In today’s digital world, it’s almost always a bad approach for businesses to be invisible or nonexistent online. By and large, consumers are searching for local businesses online and engaging with their favorite brands on social media. They’re browsing online reviews and sharing feedback of their own with others.
As a business owner, you’ve probably come up with a strategy for reaching these consumers online, whether that’s through your own website, on social media or on third-party review websites, like Yelp and Tripadvisor. Of the consumers you’re reaching, though, how many of them are buying from you as opposed to another business they’ve found online, like an online-only retailer.
According to the 2016 Independent Business Survey, published in February by the Institute for Local Self-Reliance and the Advocates for Independent Business, competition from large online retailers remains one of the biggest challenges for small businesses. In fact, 70 percent of independent retailers describe competition from Internet retailers as a very significant challenge to their business. For these businesses, reaching customers among the crowded field of the Internet is only half the battle; the rest is all about closing the sale and bringing the conversation offline.

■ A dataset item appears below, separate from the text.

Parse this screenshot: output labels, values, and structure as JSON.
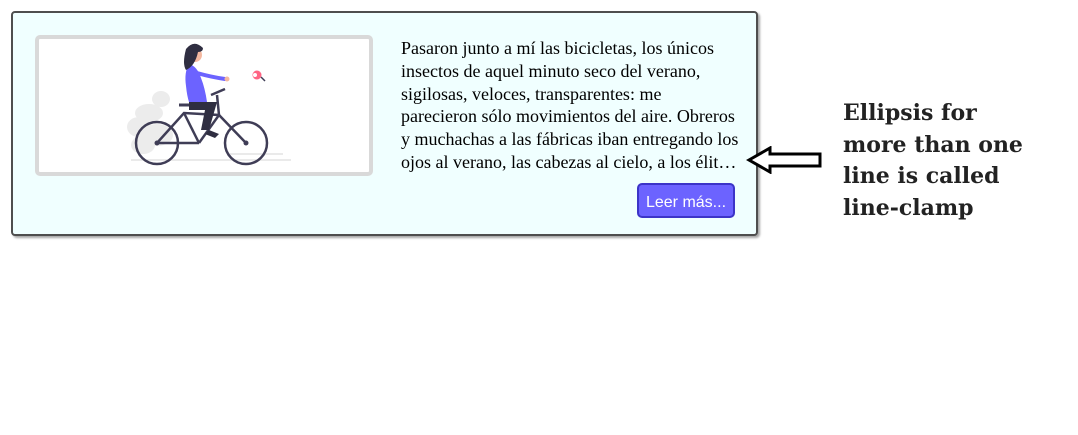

Become a Resource
While convenient, the online shopping experience is highly impersonal. It does not allow customers the opportunity to ask questions about a product or to learn from the in-store experts that make up small businesses. Show your online customers that you have the expertise and the answers they need to make an educated buying decision: Offer a short testimonial from your own experience with the product, or better yet, maintain a blog that features informational articles about your products. That way, customers see your business as more than a marketplace – as a place where they can go to get valuable answers and insights.

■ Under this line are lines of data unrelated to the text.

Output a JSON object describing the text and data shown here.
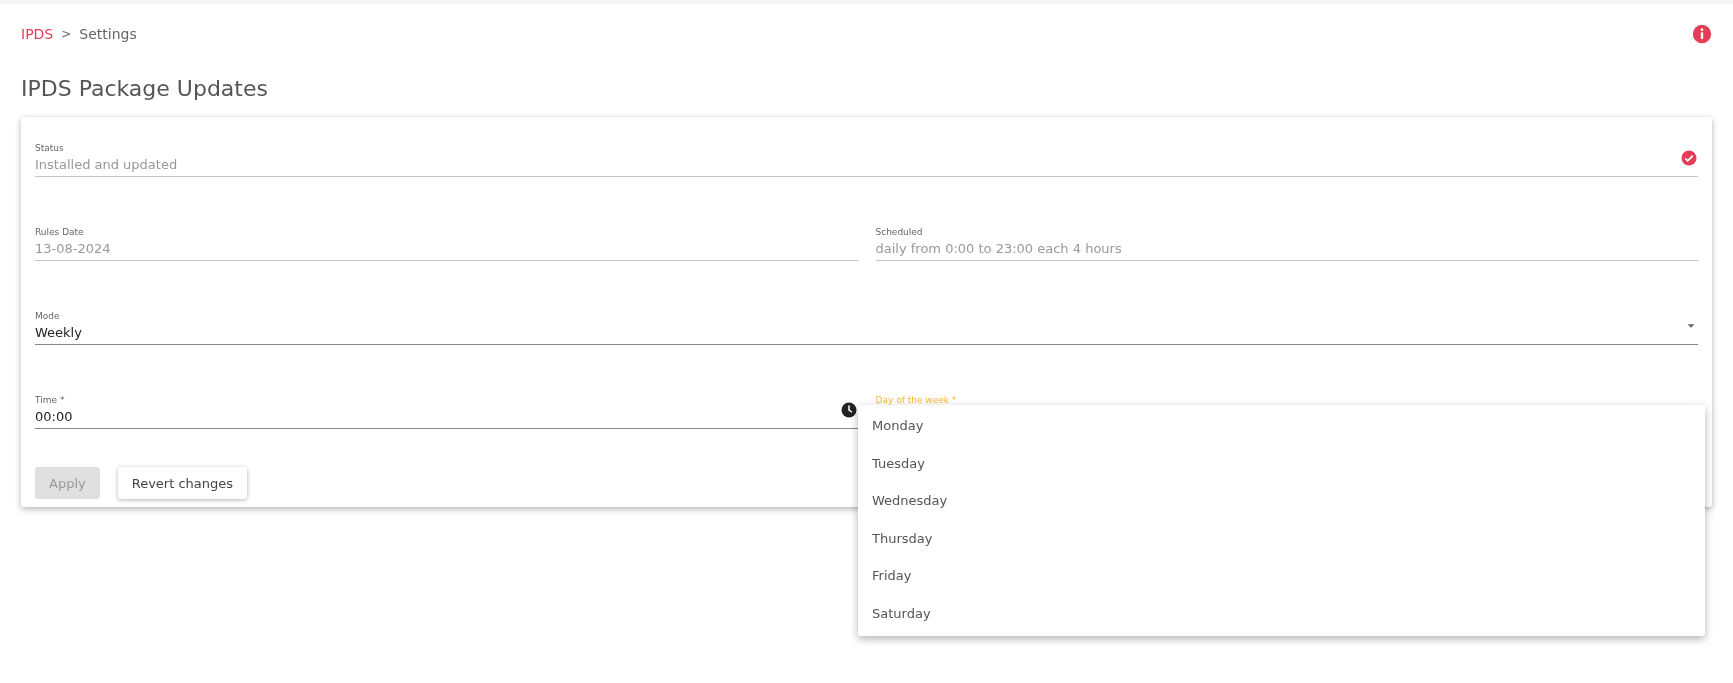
{
  "breadcrumb": {
    "items": [
      {
        "label": "IPDS",
        "kind": "link"
      },
      {
        "label": "Settings",
        "kind": "current"
      }
    ],
    "separator": ">"
  },
  "page_title": "IPDS Package Updates",
  "form": {
    "status": {
      "label": "Status",
      "value": "Installed and updated"
    },
    "rules_date": {
      "label": "Rules Date",
      "value": "13-08-2024"
    },
    "scheduled": {
      "label": "Scheduled",
      "value": "daily from 0:00 to 23:00 each 4 hours"
    },
    "mode": {
      "label": "Mode",
      "value": "Weekly"
    },
    "time": {
      "label": "Time *",
      "value": "00:00"
    },
    "day_of_week": {
      "label": "Day of the week *",
      "focused": true
    },
    "buttons": [
      {
        "label": "Apply",
        "disabled": true
      },
      {
        "label": "Revert changes",
        "disabled": false
      }
    ]
  },
  "dropdown": {
    "options": [
      "Monday",
      "Tuesday",
      "Wednesday",
      "Thursday",
      "Friday",
      "Saturday"
    ]
  }
}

Get on Mobile
Your brick-and-mortar store could have a real advantage over online retailers when customers are on the go. According to a 2014 study by comScore, 78 percent of local searches performed on mobile devices result in an offline sale. In other words, when consumers are searching for products near them via their mobile devices, they’re usually eager to buy – and they do so in a brick-and-mortar store.
To make sure those nearby shoppers find your store, you’ll want to have a website that’s mobile-optimized. Mobile sites rank higher in search results, and they load better on mobile devices, making them more helpful for customers on the go. To get a mobile-optimized website, you can use a service like PagePart or Mobify, which have mobile solutions specifically for small businesses.

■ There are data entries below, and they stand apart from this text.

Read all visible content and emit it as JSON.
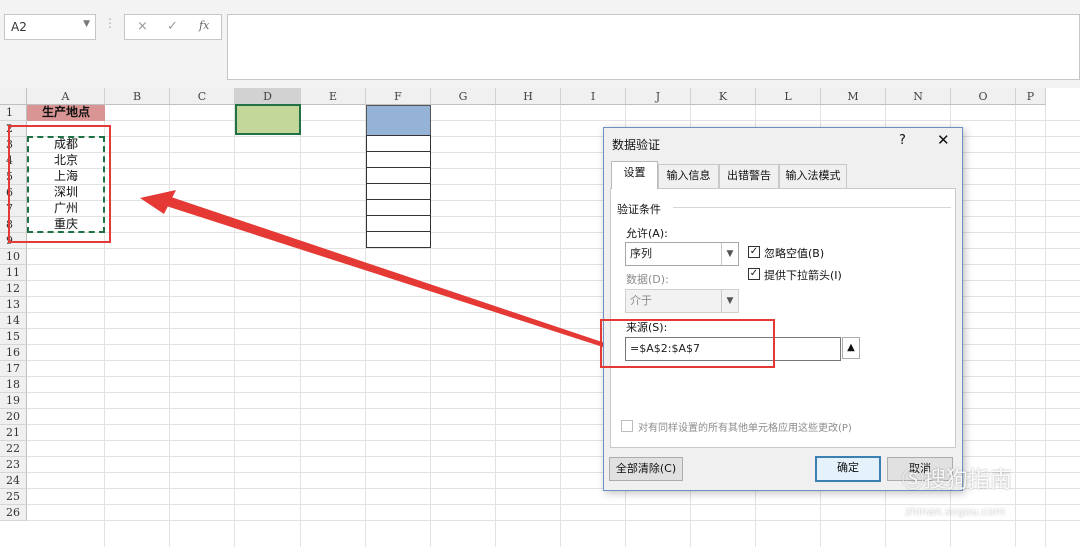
{
  "formula_bar": {
    "name_box": "A2",
    "fx_label": "fx",
    "cancel_glyph": "×",
    "enter_glyph": "✓",
    "formula": ""
  },
  "sheet": {
    "columns": [
      "A",
      "B",
      "C",
      "D",
      "E",
      "F",
      "G",
      "H",
      "I",
      "J",
      "K",
      "L",
      "M",
      "N",
      "O",
      "P"
    ],
    "rows": [
      "1",
      "2",
      "3",
      "4",
      "5",
      "6",
      "7",
      "8",
      "9",
      "10",
      "11",
      "12",
      "13",
      "14",
      "15",
      "16",
      "17",
      "18",
      "19",
      "20",
      "21",
      "22",
      "23",
      "24",
      "25",
      "26"
    ],
    "a1_header": "生产地点",
    "cities": [
      "成都",
      "北京",
      "上海",
      "深圳",
      "广州",
      "重庆"
    ],
    "colors": {
      "header_fill": "#d99594",
      "d_fill": "#c4d79b",
      "f_fill": "#95b3d7",
      "annotation": "#e53935"
    }
  },
  "dialog": {
    "title": "数据验证",
    "help": "?",
    "close": "✕",
    "tabs": [
      "设置",
      "输入信息",
      "出错警告",
      "输入法模式"
    ],
    "section": "验证条件",
    "allow_label": "允许(A):",
    "allow_value": "序列",
    "data_label": "数据(D):",
    "data_value": "介于",
    "ignore_blank": "忽略空值(B)",
    "dropdown": "提供下拉箭头(I)",
    "source_label": "来源(S):",
    "source_value": "=$A$2:$A$7",
    "apply_all": "对有同样设置的所有其他单元格应用这些更改(P)",
    "clear_all": "全部清除(C)",
    "ok": "确定",
    "cancel": "取消"
  },
  "watermark": {
    "text": "搜狗指南",
    "url": "zhinan.sogou.com"
  }
}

Offer an Enticing Promotion
A unique or exclusive promotion can give customers a reason to get en route to your store. Consider offering an in-store-only discount or the opportunity to demo a product. Then, customers will have a reason to become familiar with your business and meet with your knowledgeable employees.
Once you’ve gotten those customers into your store once, you can keep them coming back with some sort of loyalty program. For example, customers can rack up points and redeem rewards – such as free samples or small discounts – when they shop frequently in-person. You can also launch a periodic email newsletter to remind customers of the rewards waiting for them in the store – just don’t forget to capture email addresses at the point of sale!
Remaining a brick-and-mortar business in an increasingly digital world is no small feat. The key is to convert online visitors into paying in-person customers. For more tips on blending the digital and physical aspects of your business, read a recent post on omni-channel retailing.
Independent We Stand is dedicated to helping independent businesses across the country engage their communities and encouraging customers to buy local. If you’re a business owner, get buy local resources, tips and news by registering for a business membership. Your business will also be included in our ‘locals only’ search engine and mobile app. If you’re a consumer, take the pledge to buy local to join the movement.